This is the human condition, so participate. Pray for the process, our country, and the candidates. Don’t sink low. Realize that you can dive into the yuckiness of politics and still be a light in the world.  In spite of her flaws, America is still an example of freedom in the world.  Exercise your free will and vote.

reagan-quote-spiritual

Above all, we must realize that no arsenal or no weapon in the arsenals of the world is so formidable as the will and moral courage of free men and women.
–Ronald Reagan

D-Day Gratitude

Today is the 72nd anniversary of D-Day, and I am once again deeply and profoundly grateful for freedom.

DDay monument copy

National World War II Memorial, Washington, DC

This afternoon while driving, I heard an excerpt of a speech given by Ronald Regan in 1984, on the 40th anniversary of D-Day.  As he related that fateful day, he said that Europe was enslaved, and the world prayed for its rescue.…there is a profound, moral difference between the use of force for liberation and the use of force for conquest.

Amen, amen.

Marine Corps monument

Marine Corps War Memorial, Washington, DC

I mused a lot about prayer and war as I drove, and got home and started writing.  Then I put my musings aside and lost myself in reading the transcript of his speech.  There’s no way I can add to this, so I’ll just include another quote from President Regan’s speech:

The Americans who fought here that morning knew word of the invasion was spreading through the darkness back home. They fought — or felt in their hearts, though they couldn’t know in fact, that in Georgia they were filling the churches at 4 a.m., in Kansas they were kneeling on their porches and praying, and in Philadelphia they were ringing the Liberty Bell.

Something else helped the men of D-day: their rockhard belief that Providence would have a great hand in the events that would unfold here; that God was an ally in this great cause. And so, the night before the invasion, when Colonel Wolverton asked his parachute troops to kneel with him in prayer he told them: Do not bow your heads, but look up so you can see God and ask His blessing in what we’re about to do. Also that night, General Matthew Ridgway on his cot, listening in the darkness for the promise God made to Joshua: “I will not fail thee nor forsake thee.”

Find the full text – transcript and recording – here.  Read it, bookmark it, and join me in giving thanks for all who have fought – and will fight – for freedom and peace.

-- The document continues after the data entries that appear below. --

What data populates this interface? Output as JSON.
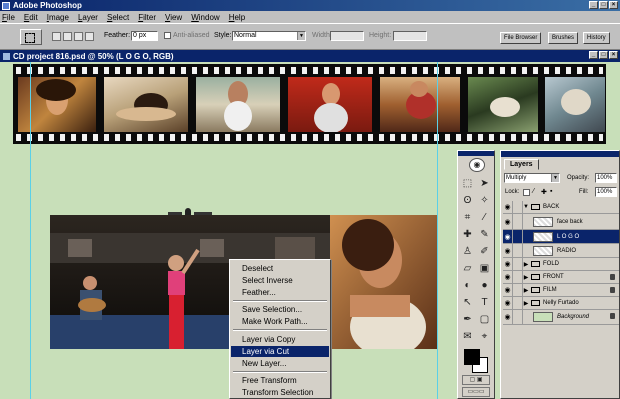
{
  "app": {
    "title": "Adobe Photoshop"
  },
  "menu": [
    "File",
    "Edit",
    "Image",
    "Layer",
    "Select",
    "Filter",
    "View",
    "Window",
    "Help"
  ],
  "options": {
    "feather_label": "Feather:",
    "feather_value": "0 px",
    "antialiased_label": "Anti-aliased",
    "style_label": "Style:",
    "style_value": "Normal",
    "width_label": "Width:",
    "height_label": "Height:",
    "palette_tabs": [
      "File Browser",
      "Brushes",
      "History"
    ]
  },
  "document": {
    "title": "CD project 816.psd @ 50% (L O G O, RGB)"
  },
  "context_menu": {
    "items": [
      "Deselect",
      "Select Inverse",
      "Feather...",
      "Save Selection...",
      "Make Work Path...",
      "Layer via Copy",
      "Layer via Cut",
      "New Layer...",
      "Free Transform",
      "Transform Selection"
    ],
    "highlighted": "Layer via Cut"
  },
  "layers_panel": {
    "tab": "Layers",
    "blend_mode": "Multiply",
    "opacity_label": "Opacity:",
    "opacity_value": "100%",
    "lock_label": "Lock:",
    "fill_label": "Fill:",
    "fill_value": "100%",
    "layers": [
      {
        "name": "BACK",
        "type": "set"
      },
      {
        "name": "face back",
        "type": "layer"
      },
      {
        "name": "L O G O",
        "type": "layer",
        "selected": true
      },
      {
        "name": "RADIO",
        "type": "layer"
      },
      {
        "name": "FOLD",
        "type": "set"
      },
      {
        "name": "FRONT",
        "type": "set"
      },
      {
        "name": "FILM",
        "type": "set"
      },
      {
        "name": "Nelly Furtado",
        "type": "set"
      },
      {
        "name": "Background",
        "type": "background"
      }
    ]
  },
  "colors": {
    "accent": "#0a246a",
    "canvas": "#c8dfb9"
  }
}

Arlington

The last verse of Horace Trim’s (original) lyrics of Taps:

Thanks and praise for our days
‘Neath the sun, ‘neath the stars, ‘neath the sky
As we go, this we know
God is nigh.